DESCRIPTION OF THE TASK :: Would you please set down the data again exactly as given, excluding the pictures?

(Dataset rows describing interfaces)
>>>>

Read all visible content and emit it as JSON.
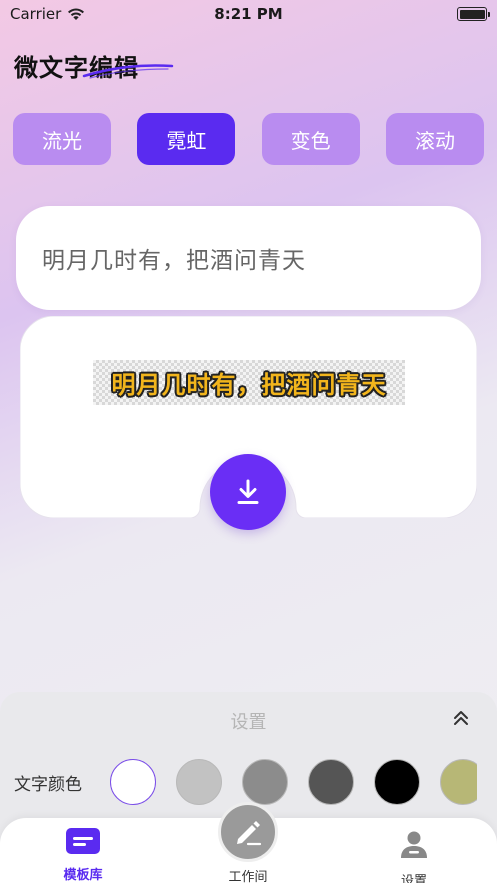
{
  "status_bar": {
    "carrier": "Carrier",
    "time": "8:21 PM"
  },
  "app": {
    "title": "微文字编辑",
    "accent_color": "#5a2bf0"
  },
  "effect_tabs": [
    {
      "label": "流光",
      "active": false
    },
    {
      "label": "霓虹",
      "active": true
    },
    {
      "label": "变色",
      "active": false
    },
    {
      "label": "滚动",
      "active": false
    }
  ],
  "input": {
    "value": "明月几时有，把酒问青天"
  },
  "preview": {
    "text": "明月几时有，把酒问青天",
    "text_color": "#f2b51c",
    "outline_color": "#222222"
  },
  "settings": {
    "title": "设置",
    "text_color_label": "文字颜色",
    "swatches": [
      "#ffffff",
      "#c2c2c2",
      "#8c8c8c",
      "#555555",
      "#000000",
      "#b7b776"
    ],
    "selected_swatch": 0
  },
  "tabbar": {
    "templates_label": "模板库",
    "workshop_label": "工作间",
    "settings_label": "设置"
  },
  "icons": {
    "wifi": "wifi-icon",
    "battery": "battery-icon",
    "download": "download-icon",
    "collapse": "chevron-double-up-icon",
    "templates": "template-icon",
    "workshop": "edit-pencil-icon",
    "settings": "user-settings-icon"
  }
}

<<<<

ANSWER TO THIS EXERCISE ::
Read all visible content and emit it as JSON.
{
  "status_bar": {
    "carrier": "Carrier",
    "time": "8:21 PM"
  },
  "app": {
    "title": "微文字编辑",
    "accent_color": "#5a2bf0"
  },
  "effect_tabs": [
    {
      "label": "流光",
      "active": false
    },
    {
      "label": "霓虹",
      "active": true
    },
    {
      "label": "变色",
      "active": false
    },
    {
      "label": "滚动",
      "active": false
    }
  ],
  "input": {
    "value": "明月几时有，把酒问青天"
  },
  "preview": {
    "text": "明月几时有，把酒问青天",
    "text_color": "#f2b51c",
    "outline_color": "#222222"
  },
  "settings": {
    "title": "设置",
    "text_color_label": "文字颜色",
    "swatches": [
      "#ffffff",
      "#c2c2c2",
      "#8c8c8c",
      "#555555",
      "#000000",
      "#b7b776"
    ],
    "selected_swatch": 0
  },
  "tabbar": {
    "templates_label": "模板库",
    "workshop_label": "工作间",
    "settings_label": "设置"
  },
  "icons": {
    "wifi": "wifi-icon",
    "battery": "battery-icon",
    "download": "download-icon",
    "collapse": "chevron-double-up-icon",
    "templates": "template-icon",
    "workshop": "edit-pencil-icon",
    "settings": "user-settings-icon"
  }
}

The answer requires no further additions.